Web page and app entries:
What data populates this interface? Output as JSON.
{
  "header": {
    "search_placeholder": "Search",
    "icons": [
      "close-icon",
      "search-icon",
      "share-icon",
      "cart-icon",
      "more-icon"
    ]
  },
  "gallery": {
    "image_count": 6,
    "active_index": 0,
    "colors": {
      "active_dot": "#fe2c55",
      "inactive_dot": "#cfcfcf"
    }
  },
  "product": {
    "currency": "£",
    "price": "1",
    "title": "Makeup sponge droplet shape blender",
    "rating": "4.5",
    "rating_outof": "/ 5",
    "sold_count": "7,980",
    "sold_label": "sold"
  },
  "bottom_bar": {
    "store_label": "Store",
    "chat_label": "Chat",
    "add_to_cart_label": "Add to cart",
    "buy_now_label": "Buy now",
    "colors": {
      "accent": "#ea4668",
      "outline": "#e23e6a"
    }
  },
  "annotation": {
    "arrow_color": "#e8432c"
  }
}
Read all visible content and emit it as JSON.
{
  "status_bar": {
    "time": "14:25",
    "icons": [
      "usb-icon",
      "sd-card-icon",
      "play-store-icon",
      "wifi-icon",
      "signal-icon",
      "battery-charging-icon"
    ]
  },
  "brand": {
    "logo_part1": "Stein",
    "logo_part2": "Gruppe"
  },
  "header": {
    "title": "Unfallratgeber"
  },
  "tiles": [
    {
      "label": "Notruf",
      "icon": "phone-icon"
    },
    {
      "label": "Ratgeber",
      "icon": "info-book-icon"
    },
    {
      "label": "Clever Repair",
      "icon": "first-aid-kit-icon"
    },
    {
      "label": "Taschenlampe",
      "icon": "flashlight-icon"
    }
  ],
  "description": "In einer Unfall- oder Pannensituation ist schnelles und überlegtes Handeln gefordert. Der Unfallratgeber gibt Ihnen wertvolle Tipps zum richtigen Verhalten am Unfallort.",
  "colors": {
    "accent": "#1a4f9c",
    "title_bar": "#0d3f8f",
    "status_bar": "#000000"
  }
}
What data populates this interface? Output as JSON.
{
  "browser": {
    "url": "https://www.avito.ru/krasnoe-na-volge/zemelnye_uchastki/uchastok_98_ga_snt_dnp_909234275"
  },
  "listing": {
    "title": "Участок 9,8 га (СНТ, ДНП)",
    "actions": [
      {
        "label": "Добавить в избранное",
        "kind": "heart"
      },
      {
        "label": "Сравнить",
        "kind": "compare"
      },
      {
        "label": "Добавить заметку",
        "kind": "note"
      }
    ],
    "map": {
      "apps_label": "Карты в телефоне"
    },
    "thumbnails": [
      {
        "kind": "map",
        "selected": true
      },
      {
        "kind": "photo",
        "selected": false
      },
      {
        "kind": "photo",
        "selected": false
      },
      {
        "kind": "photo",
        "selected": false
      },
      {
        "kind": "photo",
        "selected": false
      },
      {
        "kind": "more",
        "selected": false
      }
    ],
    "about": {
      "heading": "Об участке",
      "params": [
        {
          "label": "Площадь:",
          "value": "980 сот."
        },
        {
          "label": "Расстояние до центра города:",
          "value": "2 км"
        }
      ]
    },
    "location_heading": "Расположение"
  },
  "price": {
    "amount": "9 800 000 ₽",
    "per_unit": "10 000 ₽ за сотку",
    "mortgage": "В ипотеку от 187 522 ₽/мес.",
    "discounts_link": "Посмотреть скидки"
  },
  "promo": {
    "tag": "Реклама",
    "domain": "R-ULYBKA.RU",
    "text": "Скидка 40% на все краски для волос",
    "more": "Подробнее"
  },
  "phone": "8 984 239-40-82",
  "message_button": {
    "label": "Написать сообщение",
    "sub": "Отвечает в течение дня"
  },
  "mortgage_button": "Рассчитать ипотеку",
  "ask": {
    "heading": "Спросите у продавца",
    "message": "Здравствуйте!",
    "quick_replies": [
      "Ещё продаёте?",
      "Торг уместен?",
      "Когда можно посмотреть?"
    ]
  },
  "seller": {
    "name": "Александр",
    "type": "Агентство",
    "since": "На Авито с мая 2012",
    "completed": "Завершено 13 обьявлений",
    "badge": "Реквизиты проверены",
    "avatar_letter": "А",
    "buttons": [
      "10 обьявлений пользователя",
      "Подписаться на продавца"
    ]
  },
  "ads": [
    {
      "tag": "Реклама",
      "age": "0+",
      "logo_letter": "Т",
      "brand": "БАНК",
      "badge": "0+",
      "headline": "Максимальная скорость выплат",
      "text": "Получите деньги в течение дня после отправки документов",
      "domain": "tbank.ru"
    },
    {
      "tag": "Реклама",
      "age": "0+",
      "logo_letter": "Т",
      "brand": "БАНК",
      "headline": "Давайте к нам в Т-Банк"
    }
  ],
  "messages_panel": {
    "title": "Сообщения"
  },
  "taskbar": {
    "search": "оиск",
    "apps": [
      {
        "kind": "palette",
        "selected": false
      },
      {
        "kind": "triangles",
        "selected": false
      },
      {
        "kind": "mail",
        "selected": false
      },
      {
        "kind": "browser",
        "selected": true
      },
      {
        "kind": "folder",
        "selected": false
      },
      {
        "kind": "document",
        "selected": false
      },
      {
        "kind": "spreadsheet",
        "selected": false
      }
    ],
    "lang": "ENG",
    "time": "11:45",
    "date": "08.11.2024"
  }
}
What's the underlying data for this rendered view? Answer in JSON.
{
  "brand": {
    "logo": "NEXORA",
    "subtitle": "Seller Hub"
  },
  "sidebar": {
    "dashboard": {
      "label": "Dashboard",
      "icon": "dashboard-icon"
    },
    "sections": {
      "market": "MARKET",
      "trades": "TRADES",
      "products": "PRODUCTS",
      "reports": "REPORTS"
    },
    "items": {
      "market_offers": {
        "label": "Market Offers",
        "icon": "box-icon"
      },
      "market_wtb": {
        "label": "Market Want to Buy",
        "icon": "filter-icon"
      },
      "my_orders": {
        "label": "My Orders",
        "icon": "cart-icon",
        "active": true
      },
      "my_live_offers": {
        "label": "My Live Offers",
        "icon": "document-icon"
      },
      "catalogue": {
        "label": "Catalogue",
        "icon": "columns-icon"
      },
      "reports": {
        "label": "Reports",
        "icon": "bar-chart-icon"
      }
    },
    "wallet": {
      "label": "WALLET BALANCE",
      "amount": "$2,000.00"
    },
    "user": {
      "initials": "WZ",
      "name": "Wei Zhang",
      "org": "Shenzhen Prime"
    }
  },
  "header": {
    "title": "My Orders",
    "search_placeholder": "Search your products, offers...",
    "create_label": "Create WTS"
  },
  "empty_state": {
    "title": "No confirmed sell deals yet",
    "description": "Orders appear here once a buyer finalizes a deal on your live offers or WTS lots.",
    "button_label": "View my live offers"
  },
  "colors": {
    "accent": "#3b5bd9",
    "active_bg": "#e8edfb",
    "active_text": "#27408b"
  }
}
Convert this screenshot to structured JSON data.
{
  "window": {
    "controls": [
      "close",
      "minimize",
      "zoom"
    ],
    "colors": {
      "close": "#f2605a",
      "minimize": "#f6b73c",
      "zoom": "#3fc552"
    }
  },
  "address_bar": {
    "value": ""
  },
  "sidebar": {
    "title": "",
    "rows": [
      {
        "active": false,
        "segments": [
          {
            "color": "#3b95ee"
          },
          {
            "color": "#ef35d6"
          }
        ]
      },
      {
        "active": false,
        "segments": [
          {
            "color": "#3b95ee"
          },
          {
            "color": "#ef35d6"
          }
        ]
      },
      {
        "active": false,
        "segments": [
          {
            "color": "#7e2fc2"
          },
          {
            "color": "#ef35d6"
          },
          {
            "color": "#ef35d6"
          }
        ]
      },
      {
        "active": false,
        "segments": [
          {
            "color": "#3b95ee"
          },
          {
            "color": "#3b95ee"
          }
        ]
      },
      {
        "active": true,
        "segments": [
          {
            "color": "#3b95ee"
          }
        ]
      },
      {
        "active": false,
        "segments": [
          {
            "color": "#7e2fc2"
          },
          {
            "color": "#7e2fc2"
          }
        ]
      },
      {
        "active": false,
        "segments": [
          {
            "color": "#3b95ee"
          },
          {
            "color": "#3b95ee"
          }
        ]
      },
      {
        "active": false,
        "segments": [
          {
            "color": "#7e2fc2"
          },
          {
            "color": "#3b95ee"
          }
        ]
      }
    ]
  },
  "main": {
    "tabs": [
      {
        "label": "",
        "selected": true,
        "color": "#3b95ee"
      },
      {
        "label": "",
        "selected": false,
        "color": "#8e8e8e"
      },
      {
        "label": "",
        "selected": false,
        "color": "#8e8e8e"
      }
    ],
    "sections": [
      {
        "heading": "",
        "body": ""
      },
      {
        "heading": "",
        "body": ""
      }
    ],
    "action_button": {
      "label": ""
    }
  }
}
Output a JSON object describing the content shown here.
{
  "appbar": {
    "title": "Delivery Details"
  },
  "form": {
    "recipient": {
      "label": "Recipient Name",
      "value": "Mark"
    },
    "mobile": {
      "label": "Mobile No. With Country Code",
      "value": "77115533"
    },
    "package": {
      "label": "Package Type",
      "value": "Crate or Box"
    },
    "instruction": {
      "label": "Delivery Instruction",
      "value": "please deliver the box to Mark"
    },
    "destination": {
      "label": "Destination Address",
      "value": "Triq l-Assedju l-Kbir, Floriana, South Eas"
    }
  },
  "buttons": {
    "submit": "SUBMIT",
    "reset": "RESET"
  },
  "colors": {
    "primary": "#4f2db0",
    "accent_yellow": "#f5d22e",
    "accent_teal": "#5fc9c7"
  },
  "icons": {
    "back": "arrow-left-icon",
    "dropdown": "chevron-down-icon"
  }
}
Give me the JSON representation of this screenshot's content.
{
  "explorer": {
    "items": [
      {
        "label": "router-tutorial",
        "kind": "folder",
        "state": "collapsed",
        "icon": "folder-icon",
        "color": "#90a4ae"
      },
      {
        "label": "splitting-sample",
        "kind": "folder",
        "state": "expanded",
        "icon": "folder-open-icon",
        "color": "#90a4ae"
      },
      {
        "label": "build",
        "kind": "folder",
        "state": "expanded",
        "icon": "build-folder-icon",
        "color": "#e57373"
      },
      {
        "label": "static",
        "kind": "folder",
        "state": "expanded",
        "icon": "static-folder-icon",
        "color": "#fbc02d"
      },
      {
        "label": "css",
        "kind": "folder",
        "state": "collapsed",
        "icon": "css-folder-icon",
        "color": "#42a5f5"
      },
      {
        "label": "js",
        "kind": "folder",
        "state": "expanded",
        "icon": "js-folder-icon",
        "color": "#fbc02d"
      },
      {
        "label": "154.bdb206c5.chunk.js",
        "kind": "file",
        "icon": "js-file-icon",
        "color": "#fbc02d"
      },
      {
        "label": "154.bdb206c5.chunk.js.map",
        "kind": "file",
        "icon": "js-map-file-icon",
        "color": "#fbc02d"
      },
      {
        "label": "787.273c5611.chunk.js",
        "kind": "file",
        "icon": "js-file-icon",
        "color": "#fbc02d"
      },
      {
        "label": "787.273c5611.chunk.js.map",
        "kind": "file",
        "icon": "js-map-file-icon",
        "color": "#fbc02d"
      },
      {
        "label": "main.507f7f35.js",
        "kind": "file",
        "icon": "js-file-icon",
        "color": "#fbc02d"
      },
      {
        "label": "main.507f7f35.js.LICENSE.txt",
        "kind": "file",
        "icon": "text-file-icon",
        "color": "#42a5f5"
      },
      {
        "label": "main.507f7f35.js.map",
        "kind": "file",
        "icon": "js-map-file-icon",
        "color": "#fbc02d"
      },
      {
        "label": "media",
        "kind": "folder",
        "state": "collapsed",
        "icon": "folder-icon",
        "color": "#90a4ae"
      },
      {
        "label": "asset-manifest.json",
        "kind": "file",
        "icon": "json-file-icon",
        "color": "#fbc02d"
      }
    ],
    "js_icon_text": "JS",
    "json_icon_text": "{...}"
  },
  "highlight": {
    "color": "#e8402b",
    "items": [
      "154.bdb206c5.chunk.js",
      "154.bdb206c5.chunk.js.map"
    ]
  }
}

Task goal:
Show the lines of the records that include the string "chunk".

Reply:
        "label": "154.bdb206c5.chunk.js",
        "label": "154.bdb206c5.chunk.js.map",
        "label": "787.273c5611.chunk.js",
        "label": "787.273c5611.chunk.js.map",
      "154.bdb206c5.chunk.js",
      "154.bdb206c5.chunk.js.map"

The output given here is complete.